# Exercise
Return all the lines below, exactly as they read.

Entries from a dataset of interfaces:

============================================================

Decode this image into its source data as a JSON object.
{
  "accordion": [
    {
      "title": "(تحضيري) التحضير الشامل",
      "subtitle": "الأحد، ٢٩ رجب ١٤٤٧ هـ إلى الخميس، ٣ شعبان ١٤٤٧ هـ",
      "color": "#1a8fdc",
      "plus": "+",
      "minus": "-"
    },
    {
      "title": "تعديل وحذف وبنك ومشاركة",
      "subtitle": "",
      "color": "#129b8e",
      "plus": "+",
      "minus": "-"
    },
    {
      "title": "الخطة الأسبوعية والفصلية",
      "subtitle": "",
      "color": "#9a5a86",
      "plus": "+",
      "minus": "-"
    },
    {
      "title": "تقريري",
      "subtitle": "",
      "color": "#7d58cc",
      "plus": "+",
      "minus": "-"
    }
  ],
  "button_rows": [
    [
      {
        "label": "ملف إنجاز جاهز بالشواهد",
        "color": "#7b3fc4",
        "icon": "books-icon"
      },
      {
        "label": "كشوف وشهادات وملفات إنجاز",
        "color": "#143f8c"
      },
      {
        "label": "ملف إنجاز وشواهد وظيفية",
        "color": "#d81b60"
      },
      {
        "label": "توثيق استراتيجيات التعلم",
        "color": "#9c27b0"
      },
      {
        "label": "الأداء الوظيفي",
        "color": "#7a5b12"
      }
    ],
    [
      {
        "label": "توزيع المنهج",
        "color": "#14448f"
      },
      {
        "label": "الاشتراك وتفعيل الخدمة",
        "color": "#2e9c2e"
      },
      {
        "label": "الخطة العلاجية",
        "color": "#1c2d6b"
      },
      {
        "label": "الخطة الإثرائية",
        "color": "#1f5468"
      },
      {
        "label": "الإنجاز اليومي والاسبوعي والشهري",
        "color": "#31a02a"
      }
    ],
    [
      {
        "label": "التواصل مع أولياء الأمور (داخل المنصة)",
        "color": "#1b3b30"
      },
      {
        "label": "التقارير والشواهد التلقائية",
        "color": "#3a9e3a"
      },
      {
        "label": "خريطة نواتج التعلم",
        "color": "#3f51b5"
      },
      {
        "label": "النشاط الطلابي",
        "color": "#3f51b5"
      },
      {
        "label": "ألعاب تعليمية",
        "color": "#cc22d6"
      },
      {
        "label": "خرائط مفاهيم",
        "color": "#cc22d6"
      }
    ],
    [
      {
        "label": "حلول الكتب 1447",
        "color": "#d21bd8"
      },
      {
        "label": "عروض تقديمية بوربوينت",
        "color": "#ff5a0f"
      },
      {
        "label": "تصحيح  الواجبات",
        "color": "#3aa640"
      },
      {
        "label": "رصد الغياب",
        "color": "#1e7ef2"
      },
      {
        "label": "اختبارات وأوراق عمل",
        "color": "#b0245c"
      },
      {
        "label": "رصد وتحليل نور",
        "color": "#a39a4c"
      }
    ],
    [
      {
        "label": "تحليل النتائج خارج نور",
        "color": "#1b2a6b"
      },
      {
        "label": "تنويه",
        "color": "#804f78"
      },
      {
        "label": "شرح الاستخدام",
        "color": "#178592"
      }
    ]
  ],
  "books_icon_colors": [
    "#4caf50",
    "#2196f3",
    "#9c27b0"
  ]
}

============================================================

# Output of the task
Decode this image into its source data as a JSON object.
{
  "accordion": [
    {
      "title": "(تحضيري) التحضير الشامل",
      "subtitle": "الأحد، ٢٩ رجب ١٤٤٧ هـ إلى الخميس، ٣ شعبان ١٤٤٧ هـ",
      "color": "#1a8fdc",
      "plus": "+",
      "minus": "-"
    },
    {
      "title": "تعديل وحذف وبنك ومشاركة",
      "subtitle": "",
      "color": "#129b8e",
      "plus": "+",
      "minus": "-"
    },
    {
      "title": "الخطة الأسبوعية والفصلية",
      "subtitle": "",
      "color": "#9a5a86",
      "plus": "+",
      "minus": "-"
    },
    {
      "title": "تقريري",
      "subtitle": "",
      "color": "#7d58cc",
      "plus": "+",
      "minus": "-"
    }
  ],
  "button_rows": [
    [
      {
        "label": "ملف إنجاز جاهز بالشواهد",
        "color": "#7b3fc4",
        "icon": "books-icon"
      },
      {
        "label": "كشوف وشهادات وملفات إنجاز",
        "color": "#143f8c"
      },
      {
        "label": "ملف إنجاز وشواهد وظيفية",
        "color": "#d81b60"
      },
      {
        "label": "توثيق استراتيجيات التعلم",
        "color": "#9c27b0"
      },
      {
        "label": "الأداء الوظيفي",
        "color": "#7a5b12"
      }
    ],
    [
      {
        "label": "توزيع المنهج",
        "color": "#14448f"
      },
      {
        "label": "الاشتراك وتفعيل الخدمة",
        "color": "#2e9c2e"
      },
      {
        "label": "الخطة العلاجية",
        "color": "#1c2d6b"
      },
      {
        "label": "الخطة الإثرائية",
        "color": "#1f5468"
      },
      {
        "label": "الإنجاز اليومي والاسبوعي والشهري",
        "color": "#31a02a"
      }
    ],
    [
      {
        "label": "التواصل مع أولياء الأمور (داخل المنصة)",
        "color": "#1b3b30"
      },
      {
        "label": "التقارير والشواهد التلقائية",
        "color": "#3a9e3a"
      },
      {
        "label": "خريطة نواتج التعلم",
        "color": "#3f51b5"
      },
      {
        "label": "النشاط الطلابي",
        "color": "#3f51b5"
      },
      {
        "label": "ألعاب تعليمية",
        "color": "#cc22d6"
      },
      {
        "label": "خرائط مفاهيم",
        "color": "#cc22d6"
      }
    ],
    [
      {
        "label": "حلول الكتب 1447",
        "color": "#d21bd8"
      },
      {
        "label": "عروض تقديمية بوربوينت",
        "color": "#ff5a0f"
      },
      {
        "label": "تصحيح  الواجبات",
        "color": "#3aa640"
      },
      {
        "label": "رصد الغياب",
        "color": "#1e7ef2"
      },
      {
        "label": "اختبارات وأوراق عمل",
        "color": "#b0245c"
      },
      {
        "label": "رصد وتحليل نور",
        "color": "#a39a4c"
      }
    ],
    [
      {
        "label": "تحليل النتائج خارج نور",
        "color": "#1b2a6b"
      },
      {
        "label": "تنويه",
        "color": "#804f78"
      },
      {
        "label": "شرح الاستخدام",
        "color": "#178592"
      }
    ]
  ],
  "books_icon_colors": [
    "#4caf50",
    "#2196f3",
    "#9c27b0"
  ]
}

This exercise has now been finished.